For those of us wanting to see IPv6 deployed, yesterday brought the great news that Comcast has started rolling out its IPv6 production network to customers.
Now, granted, the initial rollout was to only 100 homes in San Francisco's East Bay. It is also restricted to a single computer directly connected to a Comcast cable modem. This initial rollout did not support home routers which are typically found for WiFi in many/most homes these days.
Still... it's a start!
The experience Comcast gains with this initial rollout will only help them with wider rollouts and the inclusion of home routers.
Kudos to Comcast for this start of their IPv6 rollout... I'm looking forward to hearing of other service providers starting their IPv6 deployments! (Time Warner, I'm talking about you! :-)
UPDATE: Comcast has now come out with two of their own blog posts on this topic:
- Deployment of IPv6 Begins by Jason Livingood
- Technical Details for Our IPv6 Deployment by John Brzozowski
Notice in particular this great part to the technical piece:

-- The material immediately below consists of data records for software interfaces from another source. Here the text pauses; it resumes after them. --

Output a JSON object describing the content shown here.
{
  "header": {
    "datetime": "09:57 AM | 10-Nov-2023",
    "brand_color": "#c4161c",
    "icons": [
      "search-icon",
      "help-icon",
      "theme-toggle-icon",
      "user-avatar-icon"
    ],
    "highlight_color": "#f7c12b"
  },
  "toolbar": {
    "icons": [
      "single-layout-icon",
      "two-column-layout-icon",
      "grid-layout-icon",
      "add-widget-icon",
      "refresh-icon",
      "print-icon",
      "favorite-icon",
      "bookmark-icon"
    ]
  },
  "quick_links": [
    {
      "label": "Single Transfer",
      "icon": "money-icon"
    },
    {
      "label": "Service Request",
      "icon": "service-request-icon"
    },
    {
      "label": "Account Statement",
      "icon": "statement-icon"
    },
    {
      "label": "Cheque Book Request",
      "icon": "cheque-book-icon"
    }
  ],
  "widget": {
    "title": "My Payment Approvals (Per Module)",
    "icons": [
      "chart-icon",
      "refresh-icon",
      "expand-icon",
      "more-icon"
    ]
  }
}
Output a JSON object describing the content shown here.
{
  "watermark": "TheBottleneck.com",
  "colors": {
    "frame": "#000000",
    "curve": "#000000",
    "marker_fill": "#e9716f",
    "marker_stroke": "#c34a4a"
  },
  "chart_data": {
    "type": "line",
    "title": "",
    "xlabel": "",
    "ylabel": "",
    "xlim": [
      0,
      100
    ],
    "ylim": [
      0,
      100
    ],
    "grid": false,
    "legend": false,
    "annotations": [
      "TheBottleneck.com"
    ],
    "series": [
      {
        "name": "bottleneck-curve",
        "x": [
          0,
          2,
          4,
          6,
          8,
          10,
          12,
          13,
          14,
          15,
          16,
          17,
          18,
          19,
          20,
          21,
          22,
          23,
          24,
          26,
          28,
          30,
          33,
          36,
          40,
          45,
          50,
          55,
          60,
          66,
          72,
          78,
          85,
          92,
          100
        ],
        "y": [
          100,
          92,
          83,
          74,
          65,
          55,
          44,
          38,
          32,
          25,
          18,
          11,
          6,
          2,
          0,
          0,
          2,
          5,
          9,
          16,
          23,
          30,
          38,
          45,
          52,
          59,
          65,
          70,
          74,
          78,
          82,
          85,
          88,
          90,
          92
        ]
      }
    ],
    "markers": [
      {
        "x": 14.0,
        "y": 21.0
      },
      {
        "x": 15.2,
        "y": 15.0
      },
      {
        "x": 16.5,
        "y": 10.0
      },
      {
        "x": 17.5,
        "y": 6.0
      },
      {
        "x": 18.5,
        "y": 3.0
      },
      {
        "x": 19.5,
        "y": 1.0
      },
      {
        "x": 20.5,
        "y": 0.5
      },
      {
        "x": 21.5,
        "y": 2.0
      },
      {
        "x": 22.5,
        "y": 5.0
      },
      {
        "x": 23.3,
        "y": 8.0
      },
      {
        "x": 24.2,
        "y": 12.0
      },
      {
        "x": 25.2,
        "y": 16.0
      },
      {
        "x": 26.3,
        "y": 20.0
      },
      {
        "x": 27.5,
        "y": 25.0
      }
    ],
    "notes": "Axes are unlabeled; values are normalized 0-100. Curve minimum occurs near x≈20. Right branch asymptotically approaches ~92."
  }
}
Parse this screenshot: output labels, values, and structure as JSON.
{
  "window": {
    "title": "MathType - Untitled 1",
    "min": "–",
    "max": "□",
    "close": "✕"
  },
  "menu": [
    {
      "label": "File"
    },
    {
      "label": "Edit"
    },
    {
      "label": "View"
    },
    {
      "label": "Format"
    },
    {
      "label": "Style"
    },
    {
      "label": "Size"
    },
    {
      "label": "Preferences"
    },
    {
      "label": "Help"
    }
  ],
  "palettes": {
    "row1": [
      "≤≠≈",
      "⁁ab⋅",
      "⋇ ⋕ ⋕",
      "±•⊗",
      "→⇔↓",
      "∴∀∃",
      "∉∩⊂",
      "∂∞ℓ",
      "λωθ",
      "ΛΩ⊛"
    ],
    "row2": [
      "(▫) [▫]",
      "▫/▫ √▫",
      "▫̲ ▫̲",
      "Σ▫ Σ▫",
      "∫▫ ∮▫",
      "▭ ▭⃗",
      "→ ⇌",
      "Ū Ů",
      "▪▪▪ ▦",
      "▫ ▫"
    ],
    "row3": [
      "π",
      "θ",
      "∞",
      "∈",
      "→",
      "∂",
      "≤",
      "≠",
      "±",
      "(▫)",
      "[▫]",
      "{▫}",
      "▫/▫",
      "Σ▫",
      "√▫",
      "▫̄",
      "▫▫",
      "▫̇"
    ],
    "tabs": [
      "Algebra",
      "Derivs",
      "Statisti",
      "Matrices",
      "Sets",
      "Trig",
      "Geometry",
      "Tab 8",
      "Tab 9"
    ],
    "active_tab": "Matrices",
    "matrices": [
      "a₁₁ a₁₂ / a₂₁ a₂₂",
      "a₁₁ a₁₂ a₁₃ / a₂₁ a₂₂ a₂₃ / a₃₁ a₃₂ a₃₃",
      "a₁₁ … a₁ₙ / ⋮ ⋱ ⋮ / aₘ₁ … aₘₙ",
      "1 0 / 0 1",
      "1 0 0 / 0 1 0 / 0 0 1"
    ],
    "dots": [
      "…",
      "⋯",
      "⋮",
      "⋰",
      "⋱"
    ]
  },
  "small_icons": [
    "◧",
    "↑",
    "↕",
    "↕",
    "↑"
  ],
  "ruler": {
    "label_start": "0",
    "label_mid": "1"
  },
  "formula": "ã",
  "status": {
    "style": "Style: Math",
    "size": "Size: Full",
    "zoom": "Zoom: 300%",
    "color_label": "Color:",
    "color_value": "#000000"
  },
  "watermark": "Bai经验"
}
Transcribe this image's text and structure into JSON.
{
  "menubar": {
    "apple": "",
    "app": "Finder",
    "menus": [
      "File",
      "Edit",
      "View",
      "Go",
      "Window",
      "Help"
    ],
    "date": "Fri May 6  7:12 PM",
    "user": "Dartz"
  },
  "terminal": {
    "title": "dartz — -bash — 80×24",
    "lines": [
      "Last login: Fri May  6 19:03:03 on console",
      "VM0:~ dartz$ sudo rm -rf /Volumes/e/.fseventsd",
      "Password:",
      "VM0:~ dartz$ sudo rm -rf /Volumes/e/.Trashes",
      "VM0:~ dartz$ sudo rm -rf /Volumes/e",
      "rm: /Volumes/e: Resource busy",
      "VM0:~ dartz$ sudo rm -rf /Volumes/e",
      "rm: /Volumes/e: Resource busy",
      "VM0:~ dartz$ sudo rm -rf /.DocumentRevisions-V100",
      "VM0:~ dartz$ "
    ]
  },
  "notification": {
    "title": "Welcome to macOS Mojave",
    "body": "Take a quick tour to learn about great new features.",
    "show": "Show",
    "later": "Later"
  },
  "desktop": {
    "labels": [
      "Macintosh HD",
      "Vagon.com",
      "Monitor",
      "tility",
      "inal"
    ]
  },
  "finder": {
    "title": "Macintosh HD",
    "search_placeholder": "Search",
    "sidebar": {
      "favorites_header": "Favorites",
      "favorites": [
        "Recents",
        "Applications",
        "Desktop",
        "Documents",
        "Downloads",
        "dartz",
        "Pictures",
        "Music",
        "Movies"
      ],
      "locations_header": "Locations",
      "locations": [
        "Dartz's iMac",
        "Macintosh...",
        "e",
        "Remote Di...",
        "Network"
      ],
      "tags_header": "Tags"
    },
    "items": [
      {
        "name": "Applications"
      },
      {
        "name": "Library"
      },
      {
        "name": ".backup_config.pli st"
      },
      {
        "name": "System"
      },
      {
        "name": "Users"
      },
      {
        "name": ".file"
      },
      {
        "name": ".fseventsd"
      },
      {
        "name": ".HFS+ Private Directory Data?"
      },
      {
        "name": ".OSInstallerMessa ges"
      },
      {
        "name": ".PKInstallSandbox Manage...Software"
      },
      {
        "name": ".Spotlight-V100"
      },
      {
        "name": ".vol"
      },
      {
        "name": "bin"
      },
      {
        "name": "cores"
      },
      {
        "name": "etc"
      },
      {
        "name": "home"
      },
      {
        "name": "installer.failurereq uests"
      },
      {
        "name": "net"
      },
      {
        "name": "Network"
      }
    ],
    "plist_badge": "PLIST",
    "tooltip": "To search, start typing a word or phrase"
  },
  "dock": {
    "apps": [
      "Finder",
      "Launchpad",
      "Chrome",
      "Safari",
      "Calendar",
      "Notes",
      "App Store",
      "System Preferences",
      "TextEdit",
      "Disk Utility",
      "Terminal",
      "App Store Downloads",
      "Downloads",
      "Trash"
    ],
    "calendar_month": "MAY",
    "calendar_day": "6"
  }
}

It is also important to note that we are deploying native dual stack, which means a customer gets both IPv6 and IPv4 addresses. That means we are not using tunneling technology or large scale Network Address Translation (NAT). Using a tunnel introduces additional overhead compared to not using one (native IPv6), as your traffic must traverse a relaybefore going to the destination and back. And NAT technologies rely on two layers of NAT, one in your home (in a home gateway device), and one within a the service provider's network that usually shares a single IPv4 address across possibly hundreds of customers or more. Using NAT presents many challenges compared to not using NAT, as your traffic must traverse a NAT device before going to the destination and back. In addition, we believe those two layers of NAT will break a number of applications that are important to our customers.
If you found this post interesting or useful, please consider either:
- following me on Twitter;
- adding me to a circle on Google+;
- subscribing to my email newsletter; or
- subscribing to the RSS feed